── SUPPLIED RECORDS ──
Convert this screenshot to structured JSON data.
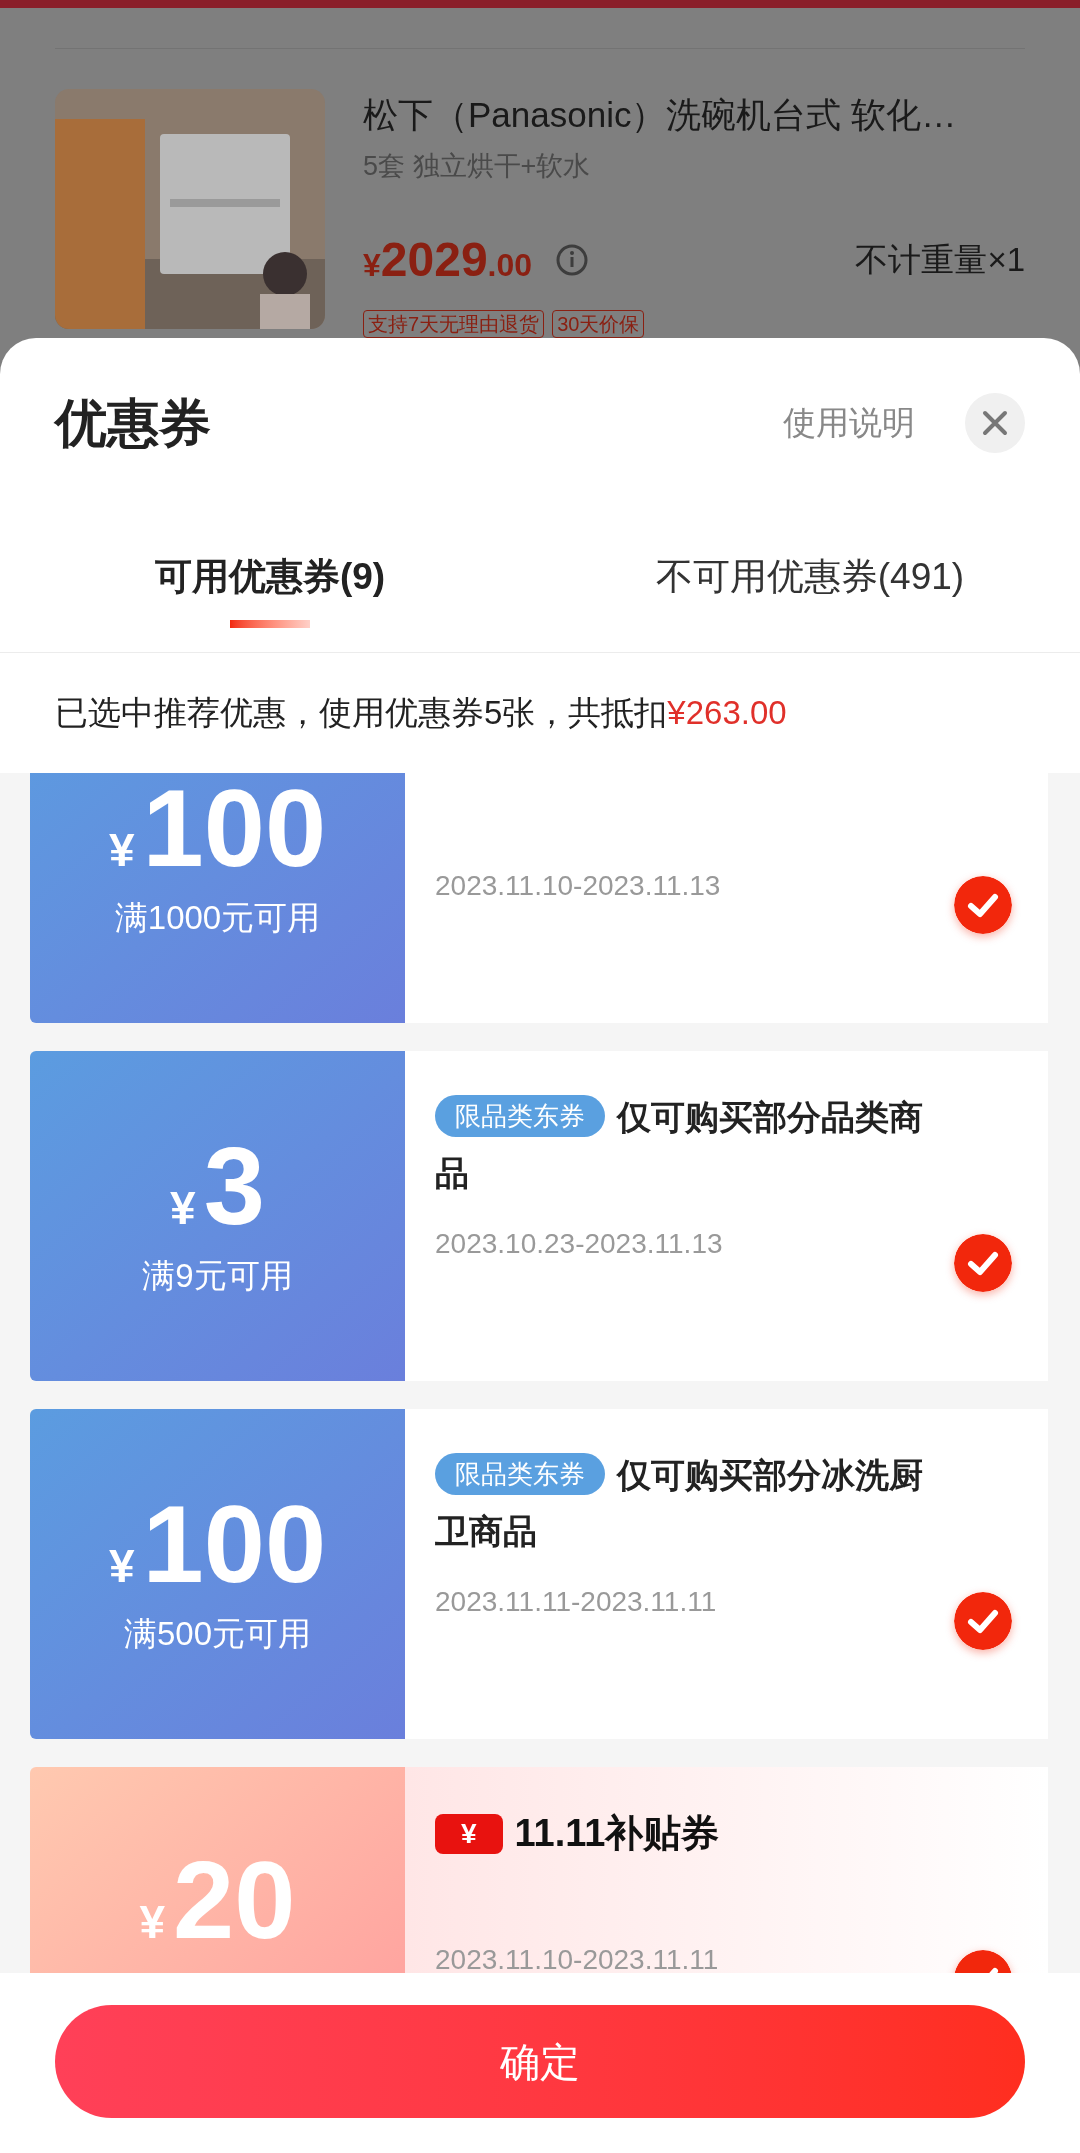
{
  "product": {
    "title": "松下（Panasonic）洗碗机台式 软化…",
    "subtitle": "5套 独立烘干+软水",
    "price_symbol": "¥",
    "price_int": "2029",
    "price_dec": ".00",
    "quantity": "不计重量×1",
    "tags": [
      "支持7天无理由退货",
      "30天价保"
    ]
  },
  "sheet": {
    "title": "优惠券",
    "help_link": "使用说明"
  },
  "tabs": [
    {
      "label": "可用优惠券(9)",
      "selected": true
    },
    {
      "label": "不可用优惠券(491)",
      "selected": false
    }
  ],
  "summary": {
    "text": "已选中推荐优惠，使用优惠券5张，共抵扣",
    "amount": "¥263.00"
  },
  "coupons": [
    {
      "kind": "standard",
      "symbol": "¥",
      "amount": "100",
      "condition": "满1000元可用",
      "date": "2023.11.10-2023.11.13",
      "checked": true
    },
    {
      "kind": "standard",
      "symbol": "¥",
      "amount": "3",
      "condition": "满9元可用",
      "tag": "限品类东券",
      "title": "仅可购买部分品类商品",
      "date": "2023.10.23-2023.11.13",
      "checked": true
    },
    {
      "kind": "standard",
      "symbol": "¥",
      "amount": "100",
      "condition": "满500元可用",
      "tag": "限品类东券",
      "title": "仅可购买部分冰洗厨卫商品",
      "date": "2023.11.11-2023.11.11",
      "checked": true
    },
    {
      "kind": "subsidy",
      "symbol": "¥",
      "amount": "20",
      "badge_symbol": "¥",
      "title": "11.11补贴券",
      "date": "2023.11.10-2023.11.11",
      "checked": true
    }
  ],
  "confirm_button": "确定"
}
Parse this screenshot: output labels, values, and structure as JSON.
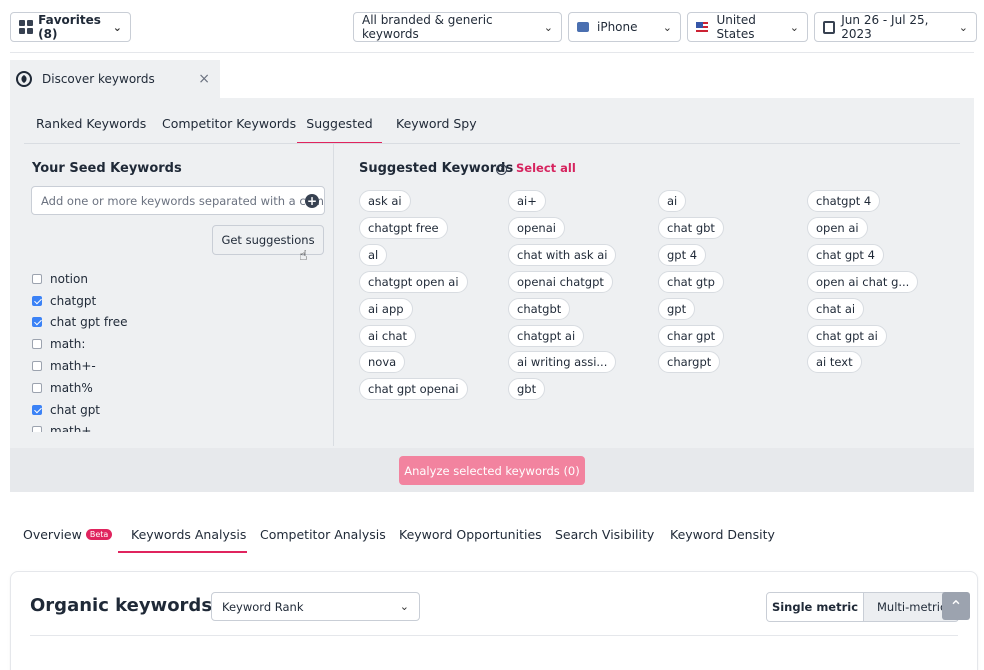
{
  "topbar": {
    "favorites_label": "Favorites (8)",
    "keyword_type": "All branded & generic keywords",
    "device": "iPhone",
    "country": "United States",
    "date_range": "Jun 26 - Jul 25, 2023"
  },
  "discover": {
    "tab_label": "Discover keywords",
    "close_symbol": "×",
    "subtabs": [
      "Ranked Keywords",
      "Competitor Keywords",
      "Suggested",
      "Keyword Spy"
    ],
    "active_subtab": "Suggested"
  },
  "seed": {
    "title": "Your Seed Keywords",
    "input_placeholder": "Add one or more keywords separated with a comma",
    "get_suggestions_label": "Get suggestions",
    "items": [
      {
        "label": "notion",
        "checked": false
      },
      {
        "label": "chatgpt",
        "checked": true
      },
      {
        "label": "chat gpt free",
        "checked": true
      },
      {
        "label": "math:",
        "checked": false
      },
      {
        "label": "math+-",
        "checked": false
      },
      {
        "label": "math%",
        "checked": false
      },
      {
        "label": "chat gpt",
        "checked": true
      },
      {
        "label": "math+",
        "checked": false
      }
    ]
  },
  "suggested": {
    "title": "Suggested Keywords",
    "select_all_label": "Select all",
    "columns": [
      [
        "ask ai",
        "chatgpt free",
        "al",
        "chatgpt open ai",
        "ai app",
        "ai chat",
        "nova",
        "chat gpt openai"
      ],
      [
        "ai+",
        "openai",
        "chat with ask ai",
        "openai chatgpt",
        "chatgbt",
        "chatgpt ai",
        "ai writing assi...",
        "gbt"
      ],
      [
        "ai",
        "chat gbt",
        "gpt 4",
        "chat gtp",
        "gpt",
        "char gpt",
        "chargpt"
      ],
      [
        "chatgpt 4",
        "open ai",
        "chat gpt 4",
        "open ai chat g...",
        "chat ai",
        "chat gpt ai",
        "ai text"
      ]
    ]
  },
  "analyze_label": "Analyze selected keywords (0)",
  "bottom_nav": {
    "items": [
      "Overview",
      "Keywords Analysis",
      "Competitor Analysis",
      "Keyword Opportunities",
      "Search Visibility",
      "Keyword Density"
    ],
    "beta_label": "Beta",
    "active": "Keywords Analysis"
  },
  "organic": {
    "title": "Organic keywords by",
    "metric_select": "Keyword Rank",
    "single_metric": "Single metric",
    "multi_metric": "Multi-metric"
  },
  "colors": {
    "accent": "#e0245e",
    "panel_bg": "#eef0f2",
    "checkbox": "#3b82f6",
    "analyze_button": "#f2839f"
  }
}
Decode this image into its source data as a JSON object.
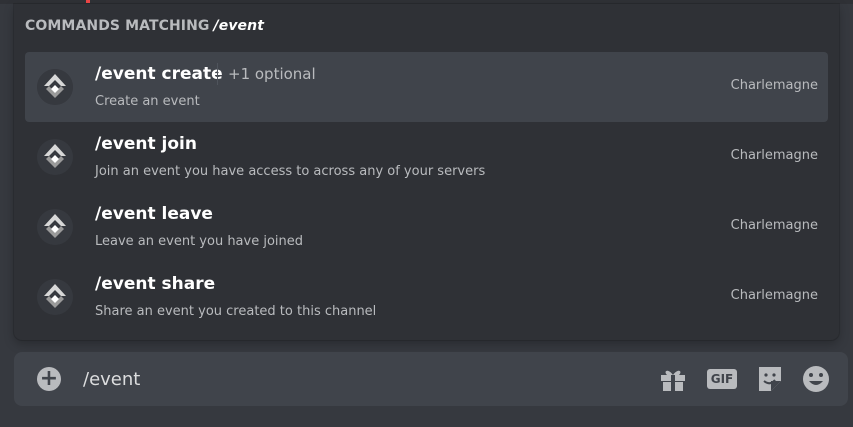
{
  "header": {
    "prefix": "COMMANDS MATCHING",
    "query": "/event"
  },
  "commands": [
    {
      "name": "/event create",
      "optional": "+1 optional",
      "description": "Create an event",
      "bot": "Charlemagne"
    },
    {
      "name": "/event join",
      "description": "Join an event you have access to across any of your servers",
      "bot": "Charlemagne"
    },
    {
      "name": "/event leave",
      "description": "Leave an event you have joined",
      "bot": "Charlemagne"
    },
    {
      "name": "/event share",
      "description": "Share an event you created to this channel",
      "bot": "Charlemagne"
    }
  ],
  "composer": {
    "value": "/event",
    "add_icon": "plus-circle-icon",
    "tools": [
      "gift-icon",
      "gif-icon",
      "sticker-icon",
      "emoji-icon"
    ],
    "gif_label": "GIF"
  },
  "colors": {
    "background": "#36393f",
    "popup": "#2f3136",
    "selected_row": "#40444b",
    "composer": "#40444b",
    "muted_text": "#b9bbbe",
    "accent": "#f04747"
  }
}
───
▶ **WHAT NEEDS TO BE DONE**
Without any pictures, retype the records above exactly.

▶ **EXERCISE SOLUTION**
Convert this screenshot to structured JSON data.
{
  "product": {
    "title": "松下（Panasonic）洗碗机台式 软化…",
    "subtitle": "5套 独立烘干+软水",
    "price_symbol": "¥",
    "price_int": "2029",
    "price_dec": ".00",
    "quantity": "不计重量×1",
    "tags": [
      "支持7天无理由退货",
      "30天价保"
    ]
  },
  "sheet": {
    "title": "优惠券",
    "help_link": "使用说明"
  },
  "tabs": [
    {
      "label": "可用优惠券(9)",
      "selected": true
    },
    {
      "label": "不可用优惠券(491)",
      "selected": false
    }
  ],
  "summary": {
    "text": "已选中推荐优惠，使用优惠券5张，共抵扣",
    "amount": "¥263.00"
  },
  "coupons": [
    {
      "kind": "standard",
      "symbol": "¥",
      "amount": "100",
      "condition": "满1000元可用",
      "date": "2023.11.10-2023.11.13",
      "checked": true
    },
    {
      "kind": "standard",
      "symbol": "¥",
      "amount": "3",
      "condition": "满9元可用",
      "tag": "限品类东券",
      "title": "仅可购买部分品类商品",
      "date": "2023.10.23-2023.11.13",
      "checked": true
    },
    {
      "kind": "standard",
      "symbol": "¥",
      "amount": "100",
      "condition": "满500元可用",
      "tag": "限品类东券",
      "title": "仅可购买部分冰洗厨卫商品",
      "date": "2023.11.11-2023.11.11",
      "checked": true
    },
    {
      "kind": "subsidy",
      "symbol": "¥",
      "amount": "20",
      "badge_symbol": "¥",
      "title": "11.11补贴券",
      "date": "2023.11.10-2023.11.11",
      "checked": true
    }
  ],
  "confirm_button": "确定"
}
Parse this screenshot: output labels, values, and structure as JSON.
{
  "topbar": {
    "favorites_label": "Favorites (8)",
    "keyword_type": "All branded & generic keywords",
    "device": "iPhone",
    "country": "United States",
    "date_range": "Jun 26 - Jul 25, 2023"
  },
  "discover": {
    "tab_label": "Discover keywords",
    "close_symbol": "×",
    "subtabs": [
      "Ranked Keywords",
      "Competitor Keywords",
      "Suggested",
      "Keyword Spy"
    ],
    "active_subtab": "Suggested"
  },
  "seed": {
    "title": "Your Seed Keywords",
    "input_placeholder": "Add one or more keywords separated with a comma",
    "get_suggestions_label": "Get suggestions",
    "items": [
      {
        "label": "notion",
        "checked": false
      },
      {
        "label": "chatgpt",
        "checked": true
      },
      {
        "label": "chat gpt free",
        "checked": true
      },
      {
        "label": "math:",
        "checked": false
      },
      {
        "label": "math+-",
        "checked": false
      },
      {
        "label": "math%",
        "checked": false
      },
      {
        "label": "chat gpt",
        "checked": true
      },
      {
        "label": "math+",
        "checked": false
      }
    ]
  },
  "suggested": {
    "title": "Suggested Keywords",
    "select_all_label": "Select all",
    "columns": [
      [
        "ask ai",
        "chatgpt free",
        "al",
        "chatgpt open ai",
        "ai app",
        "ai chat",
        "nova",
        "chat gpt openai"
      ],
      [
        "ai+",
        "openai",
        "chat with ask ai",
        "openai chatgpt",
        "chatgbt",
        "chatgpt ai",
        "ai writing assi...",
        "gbt"
      ],
      [
        "ai",
        "chat gbt",
        "gpt 4",
        "chat gtp",
        "gpt",
        "char gpt",
        "chargpt"
      ],
      [
        "chatgpt 4",
        "open ai",
        "chat gpt 4",
        "open ai chat g...",
        "chat ai",
        "chat gpt ai",
        "ai text"
      ]
    ]
  },
  "analyze_label": "Analyze selected keywords (0)",
  "bottom_nav": {
    "items": [
      "Overview",
      "Keywords Analysis",
      "Competitor Analysis",
      "Keyword Opportunities",
      "Search Visibility",
      "Keyword Density"
    ],
    "beta_label": "Beta",
    "active": "Keywords Analysis"
  },
  "organic": {
    "title": "Organic keywords by",
    "metric_select": "Keyword Rank",
    "single_metric": "Single metric",
    "multi_metric": "Multi-metric"
  },
  "colors": {
    "accent": "#e0245e",
    "panel_bg": "#eef0f2",
    "checkbox": "#3b82f6",
    "analyze_button": "#f2839f"
  }
}
Decode this image into its source data as a JSON object.
{
  "header": {
    "prefix": "COMMANDS MATCHING",
    "query": "/event"
  },
  "commands": [
    {
      "name": "/event create",
      "optional": "+1 optional",
      "description": "Create an event",
      "bot": "Charlemagne"
    },
    {
      "name": "/event join",
      "description": "Join an event you have access to across any of your servers",
      "bot": "Charlemagne"
    },
    {
      "name": "/event leave",
      "description": "Leave an event you have joined",
      "bot": "Charlemagne"
    },
    {
      "name": "/event share",
      "description": "Share an event you created to this channel",
      "bot": "Charlemagne"
    }
  ],
  "composer": {
    "value": "/event",
    "add_icon": "plus-circle-icon",
    "tools": [
      "gift-icon",
      "gif-icon",
      "sticker-icon",
      "emoji-icon"
    ],
    "gif_label": "GIF"
  },
  "colors": {
    "background": "#36393f",
    "popup": "#2f3136",
    "selected_row": "#40444b",
    "composer": "#40444b",
    "muted_text": "#b9bbbe",
    "accent": "#f04747"
  }
}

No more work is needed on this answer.